◆ Work instruction
Extract every line below that contains the word "JSON".

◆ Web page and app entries

↓↓↓

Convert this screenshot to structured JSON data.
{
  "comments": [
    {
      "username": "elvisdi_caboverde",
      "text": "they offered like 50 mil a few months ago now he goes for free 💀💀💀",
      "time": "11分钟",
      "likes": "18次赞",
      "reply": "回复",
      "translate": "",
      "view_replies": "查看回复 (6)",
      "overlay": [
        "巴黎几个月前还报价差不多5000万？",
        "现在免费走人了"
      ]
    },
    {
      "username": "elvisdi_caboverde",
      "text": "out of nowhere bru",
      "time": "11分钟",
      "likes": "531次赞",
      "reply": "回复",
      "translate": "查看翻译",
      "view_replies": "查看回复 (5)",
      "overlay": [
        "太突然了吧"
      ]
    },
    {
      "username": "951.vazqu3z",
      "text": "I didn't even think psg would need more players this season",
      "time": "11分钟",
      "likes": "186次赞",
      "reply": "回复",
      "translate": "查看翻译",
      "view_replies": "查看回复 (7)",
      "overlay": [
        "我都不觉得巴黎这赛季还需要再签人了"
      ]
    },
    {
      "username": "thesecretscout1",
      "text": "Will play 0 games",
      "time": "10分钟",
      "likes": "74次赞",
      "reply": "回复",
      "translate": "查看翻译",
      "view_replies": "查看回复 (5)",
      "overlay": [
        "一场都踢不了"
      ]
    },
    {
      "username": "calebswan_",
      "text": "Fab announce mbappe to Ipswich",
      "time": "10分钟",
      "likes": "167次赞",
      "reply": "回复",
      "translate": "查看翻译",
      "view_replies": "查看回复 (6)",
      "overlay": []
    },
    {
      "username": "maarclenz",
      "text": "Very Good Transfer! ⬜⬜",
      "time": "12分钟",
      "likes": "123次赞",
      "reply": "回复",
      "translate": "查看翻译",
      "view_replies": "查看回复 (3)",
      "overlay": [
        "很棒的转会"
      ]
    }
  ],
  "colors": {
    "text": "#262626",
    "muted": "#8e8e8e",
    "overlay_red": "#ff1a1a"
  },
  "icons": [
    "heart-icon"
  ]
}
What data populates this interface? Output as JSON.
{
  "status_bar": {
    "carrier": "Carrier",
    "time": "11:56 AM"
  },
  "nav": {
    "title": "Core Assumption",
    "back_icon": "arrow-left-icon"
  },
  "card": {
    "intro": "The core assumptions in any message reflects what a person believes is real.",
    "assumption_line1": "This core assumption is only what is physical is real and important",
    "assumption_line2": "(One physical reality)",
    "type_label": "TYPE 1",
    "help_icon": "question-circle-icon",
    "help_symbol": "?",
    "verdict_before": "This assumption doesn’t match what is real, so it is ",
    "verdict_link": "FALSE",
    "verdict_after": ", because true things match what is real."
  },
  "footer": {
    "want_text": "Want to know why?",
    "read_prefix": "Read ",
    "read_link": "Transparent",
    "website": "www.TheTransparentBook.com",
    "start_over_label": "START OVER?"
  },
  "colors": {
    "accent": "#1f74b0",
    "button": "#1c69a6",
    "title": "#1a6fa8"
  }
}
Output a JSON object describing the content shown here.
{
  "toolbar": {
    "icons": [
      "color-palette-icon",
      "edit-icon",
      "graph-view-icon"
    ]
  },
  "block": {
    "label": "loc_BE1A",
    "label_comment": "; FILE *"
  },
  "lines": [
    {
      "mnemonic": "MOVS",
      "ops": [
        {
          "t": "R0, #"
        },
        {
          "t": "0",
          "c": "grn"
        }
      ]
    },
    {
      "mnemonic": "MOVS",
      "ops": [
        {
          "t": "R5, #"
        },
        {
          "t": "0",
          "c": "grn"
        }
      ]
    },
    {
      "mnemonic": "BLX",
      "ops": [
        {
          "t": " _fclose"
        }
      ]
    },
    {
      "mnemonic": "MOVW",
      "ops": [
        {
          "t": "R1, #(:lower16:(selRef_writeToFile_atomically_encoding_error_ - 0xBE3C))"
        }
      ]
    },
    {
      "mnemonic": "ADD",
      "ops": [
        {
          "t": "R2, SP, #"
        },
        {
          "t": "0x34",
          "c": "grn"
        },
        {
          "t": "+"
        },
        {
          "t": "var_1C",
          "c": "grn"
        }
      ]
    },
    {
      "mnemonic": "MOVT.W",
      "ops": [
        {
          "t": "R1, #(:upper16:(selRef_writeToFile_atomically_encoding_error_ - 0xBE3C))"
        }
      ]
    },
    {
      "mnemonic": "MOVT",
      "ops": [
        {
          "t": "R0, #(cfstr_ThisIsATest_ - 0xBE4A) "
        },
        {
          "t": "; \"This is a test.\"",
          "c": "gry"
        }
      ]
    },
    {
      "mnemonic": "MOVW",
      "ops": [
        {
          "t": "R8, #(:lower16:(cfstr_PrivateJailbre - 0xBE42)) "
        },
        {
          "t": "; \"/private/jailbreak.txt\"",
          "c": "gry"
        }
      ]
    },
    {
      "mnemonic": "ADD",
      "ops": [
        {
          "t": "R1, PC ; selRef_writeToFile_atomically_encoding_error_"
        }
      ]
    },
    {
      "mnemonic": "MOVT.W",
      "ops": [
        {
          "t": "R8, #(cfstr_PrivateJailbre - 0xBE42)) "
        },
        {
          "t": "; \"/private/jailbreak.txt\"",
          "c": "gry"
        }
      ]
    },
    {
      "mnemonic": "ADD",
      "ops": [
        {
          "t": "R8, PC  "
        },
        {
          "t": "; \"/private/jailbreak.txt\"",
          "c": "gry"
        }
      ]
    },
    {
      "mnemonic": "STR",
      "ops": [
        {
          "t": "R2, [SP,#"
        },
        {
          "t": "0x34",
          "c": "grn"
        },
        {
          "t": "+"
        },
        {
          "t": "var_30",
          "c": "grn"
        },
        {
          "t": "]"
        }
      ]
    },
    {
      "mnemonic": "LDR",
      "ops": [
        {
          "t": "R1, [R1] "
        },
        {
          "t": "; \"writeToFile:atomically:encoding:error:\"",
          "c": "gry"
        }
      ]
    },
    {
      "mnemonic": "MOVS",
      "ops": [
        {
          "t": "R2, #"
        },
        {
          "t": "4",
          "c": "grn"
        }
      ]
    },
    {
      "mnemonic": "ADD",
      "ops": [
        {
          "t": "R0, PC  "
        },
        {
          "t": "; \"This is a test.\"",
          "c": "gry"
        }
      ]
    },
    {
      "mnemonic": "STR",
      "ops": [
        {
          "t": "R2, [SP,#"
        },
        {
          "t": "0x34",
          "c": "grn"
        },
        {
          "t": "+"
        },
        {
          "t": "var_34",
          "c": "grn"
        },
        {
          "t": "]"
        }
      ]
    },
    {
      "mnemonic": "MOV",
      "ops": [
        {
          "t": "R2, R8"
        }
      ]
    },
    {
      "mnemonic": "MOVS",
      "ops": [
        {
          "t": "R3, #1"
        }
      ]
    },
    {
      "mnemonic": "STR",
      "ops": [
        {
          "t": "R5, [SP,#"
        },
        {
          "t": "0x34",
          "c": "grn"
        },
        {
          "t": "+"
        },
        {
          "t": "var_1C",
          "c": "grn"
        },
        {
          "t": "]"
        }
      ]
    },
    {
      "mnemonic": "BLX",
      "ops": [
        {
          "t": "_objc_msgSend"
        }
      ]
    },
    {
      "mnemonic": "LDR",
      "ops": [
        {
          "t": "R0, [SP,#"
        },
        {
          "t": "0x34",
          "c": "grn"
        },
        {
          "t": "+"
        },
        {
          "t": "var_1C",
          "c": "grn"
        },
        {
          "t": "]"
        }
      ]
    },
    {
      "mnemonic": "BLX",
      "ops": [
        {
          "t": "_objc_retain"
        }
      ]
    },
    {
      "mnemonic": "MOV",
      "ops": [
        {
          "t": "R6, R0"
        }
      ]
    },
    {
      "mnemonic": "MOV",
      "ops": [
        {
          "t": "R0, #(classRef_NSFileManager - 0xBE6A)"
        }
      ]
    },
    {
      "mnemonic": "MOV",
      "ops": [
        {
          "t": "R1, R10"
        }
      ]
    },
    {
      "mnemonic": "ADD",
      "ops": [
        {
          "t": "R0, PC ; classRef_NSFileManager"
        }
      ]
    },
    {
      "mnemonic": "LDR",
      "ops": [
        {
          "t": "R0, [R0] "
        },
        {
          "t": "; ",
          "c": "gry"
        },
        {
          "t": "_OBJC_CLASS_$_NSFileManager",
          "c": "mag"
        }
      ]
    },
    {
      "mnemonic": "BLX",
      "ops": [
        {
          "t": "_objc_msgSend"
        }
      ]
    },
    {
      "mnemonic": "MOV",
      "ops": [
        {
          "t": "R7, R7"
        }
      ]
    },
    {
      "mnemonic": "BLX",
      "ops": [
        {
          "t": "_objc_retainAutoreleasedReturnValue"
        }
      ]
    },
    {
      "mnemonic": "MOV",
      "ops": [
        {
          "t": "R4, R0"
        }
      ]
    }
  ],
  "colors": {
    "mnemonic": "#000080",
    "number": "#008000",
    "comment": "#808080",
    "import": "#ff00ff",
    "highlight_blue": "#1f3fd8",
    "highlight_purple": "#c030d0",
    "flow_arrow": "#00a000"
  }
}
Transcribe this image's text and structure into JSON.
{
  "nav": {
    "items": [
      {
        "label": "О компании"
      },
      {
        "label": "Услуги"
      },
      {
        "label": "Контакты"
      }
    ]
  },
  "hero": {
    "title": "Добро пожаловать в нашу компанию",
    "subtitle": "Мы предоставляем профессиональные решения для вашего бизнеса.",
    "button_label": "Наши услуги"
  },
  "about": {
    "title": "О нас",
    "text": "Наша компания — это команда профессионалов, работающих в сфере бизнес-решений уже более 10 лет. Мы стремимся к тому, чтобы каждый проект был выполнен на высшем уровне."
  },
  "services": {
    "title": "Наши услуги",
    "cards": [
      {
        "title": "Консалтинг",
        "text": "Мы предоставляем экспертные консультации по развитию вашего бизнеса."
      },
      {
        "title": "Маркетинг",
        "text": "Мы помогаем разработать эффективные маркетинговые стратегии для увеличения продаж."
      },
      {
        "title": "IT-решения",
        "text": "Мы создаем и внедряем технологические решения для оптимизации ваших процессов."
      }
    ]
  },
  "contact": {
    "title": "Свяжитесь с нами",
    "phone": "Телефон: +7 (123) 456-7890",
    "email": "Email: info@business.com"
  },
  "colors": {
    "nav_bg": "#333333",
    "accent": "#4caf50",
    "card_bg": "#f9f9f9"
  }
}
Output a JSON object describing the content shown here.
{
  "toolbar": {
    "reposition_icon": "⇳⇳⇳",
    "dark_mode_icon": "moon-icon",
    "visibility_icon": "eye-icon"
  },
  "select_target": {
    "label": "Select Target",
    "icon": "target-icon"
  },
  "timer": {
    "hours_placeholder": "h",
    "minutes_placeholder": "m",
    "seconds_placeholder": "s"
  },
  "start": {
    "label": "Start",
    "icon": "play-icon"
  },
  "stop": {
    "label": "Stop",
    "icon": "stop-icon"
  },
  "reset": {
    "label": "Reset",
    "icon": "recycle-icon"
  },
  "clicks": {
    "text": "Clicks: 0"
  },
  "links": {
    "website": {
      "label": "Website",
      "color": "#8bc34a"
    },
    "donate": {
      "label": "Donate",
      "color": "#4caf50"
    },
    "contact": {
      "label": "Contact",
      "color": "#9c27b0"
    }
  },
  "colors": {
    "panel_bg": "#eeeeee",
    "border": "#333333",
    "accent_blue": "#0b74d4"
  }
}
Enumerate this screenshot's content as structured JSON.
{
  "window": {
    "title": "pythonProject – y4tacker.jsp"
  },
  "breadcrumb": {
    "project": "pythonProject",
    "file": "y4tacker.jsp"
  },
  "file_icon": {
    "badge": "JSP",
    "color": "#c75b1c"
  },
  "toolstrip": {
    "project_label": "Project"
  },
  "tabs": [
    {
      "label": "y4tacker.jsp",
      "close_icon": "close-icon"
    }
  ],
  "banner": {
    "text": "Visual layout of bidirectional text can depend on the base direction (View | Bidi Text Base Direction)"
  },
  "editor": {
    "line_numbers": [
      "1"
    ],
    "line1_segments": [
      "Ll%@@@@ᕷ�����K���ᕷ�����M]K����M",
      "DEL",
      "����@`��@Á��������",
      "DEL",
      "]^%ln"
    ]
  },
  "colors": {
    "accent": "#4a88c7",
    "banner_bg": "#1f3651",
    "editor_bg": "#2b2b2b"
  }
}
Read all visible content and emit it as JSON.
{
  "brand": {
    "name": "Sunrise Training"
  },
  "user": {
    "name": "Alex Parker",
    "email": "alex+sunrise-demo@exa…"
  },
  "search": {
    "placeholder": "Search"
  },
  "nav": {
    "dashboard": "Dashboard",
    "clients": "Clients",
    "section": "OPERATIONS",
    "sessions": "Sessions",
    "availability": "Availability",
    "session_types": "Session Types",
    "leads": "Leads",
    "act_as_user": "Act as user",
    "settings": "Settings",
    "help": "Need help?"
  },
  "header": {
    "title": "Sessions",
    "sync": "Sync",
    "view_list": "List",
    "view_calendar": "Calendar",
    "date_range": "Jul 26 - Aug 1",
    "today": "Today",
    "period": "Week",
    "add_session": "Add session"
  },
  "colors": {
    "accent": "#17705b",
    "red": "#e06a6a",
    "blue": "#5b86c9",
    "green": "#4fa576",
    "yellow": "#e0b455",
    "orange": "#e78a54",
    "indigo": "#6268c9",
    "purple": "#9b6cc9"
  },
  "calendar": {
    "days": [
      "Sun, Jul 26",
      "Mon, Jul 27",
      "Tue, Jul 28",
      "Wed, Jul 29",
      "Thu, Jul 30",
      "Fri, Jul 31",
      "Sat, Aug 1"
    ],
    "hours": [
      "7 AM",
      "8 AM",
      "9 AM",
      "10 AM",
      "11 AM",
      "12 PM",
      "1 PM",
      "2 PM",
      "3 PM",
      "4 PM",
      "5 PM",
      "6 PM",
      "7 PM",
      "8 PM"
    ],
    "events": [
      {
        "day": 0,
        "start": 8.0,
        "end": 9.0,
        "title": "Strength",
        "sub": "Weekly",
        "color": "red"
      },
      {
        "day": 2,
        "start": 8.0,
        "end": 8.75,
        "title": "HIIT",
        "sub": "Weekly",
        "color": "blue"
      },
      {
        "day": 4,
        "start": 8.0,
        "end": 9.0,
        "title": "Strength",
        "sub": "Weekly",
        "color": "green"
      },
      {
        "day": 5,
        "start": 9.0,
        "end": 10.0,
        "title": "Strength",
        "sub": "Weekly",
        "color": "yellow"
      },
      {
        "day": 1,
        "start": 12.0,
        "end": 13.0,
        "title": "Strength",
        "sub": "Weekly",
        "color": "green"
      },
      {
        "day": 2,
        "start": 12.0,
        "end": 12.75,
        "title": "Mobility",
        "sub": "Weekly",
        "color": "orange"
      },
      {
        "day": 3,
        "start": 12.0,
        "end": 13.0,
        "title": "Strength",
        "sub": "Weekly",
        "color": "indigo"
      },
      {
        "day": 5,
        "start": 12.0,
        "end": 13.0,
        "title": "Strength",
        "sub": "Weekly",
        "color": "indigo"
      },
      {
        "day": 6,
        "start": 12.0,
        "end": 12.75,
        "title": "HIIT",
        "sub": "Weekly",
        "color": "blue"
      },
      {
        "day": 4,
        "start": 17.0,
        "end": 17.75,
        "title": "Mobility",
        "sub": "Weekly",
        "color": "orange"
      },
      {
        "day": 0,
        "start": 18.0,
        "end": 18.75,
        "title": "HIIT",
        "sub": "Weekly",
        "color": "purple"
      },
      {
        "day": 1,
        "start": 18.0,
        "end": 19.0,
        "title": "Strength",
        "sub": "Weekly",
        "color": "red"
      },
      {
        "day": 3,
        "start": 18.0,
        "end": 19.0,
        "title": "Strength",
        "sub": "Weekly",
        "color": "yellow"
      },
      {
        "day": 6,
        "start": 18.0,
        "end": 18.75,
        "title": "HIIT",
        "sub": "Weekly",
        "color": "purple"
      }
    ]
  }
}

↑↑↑

◆ Task output
Convert this screenshot to structured JSON data.
What data populates this interface? Output as JSON.
Output a JSON object describing the content shown here.
Transcribe this image's text and structure into JSON.
Output a JSON object describing the content shown here.
Enumerate this screenshot's content as structured JSON.
Read all visible content and emit it as JSON.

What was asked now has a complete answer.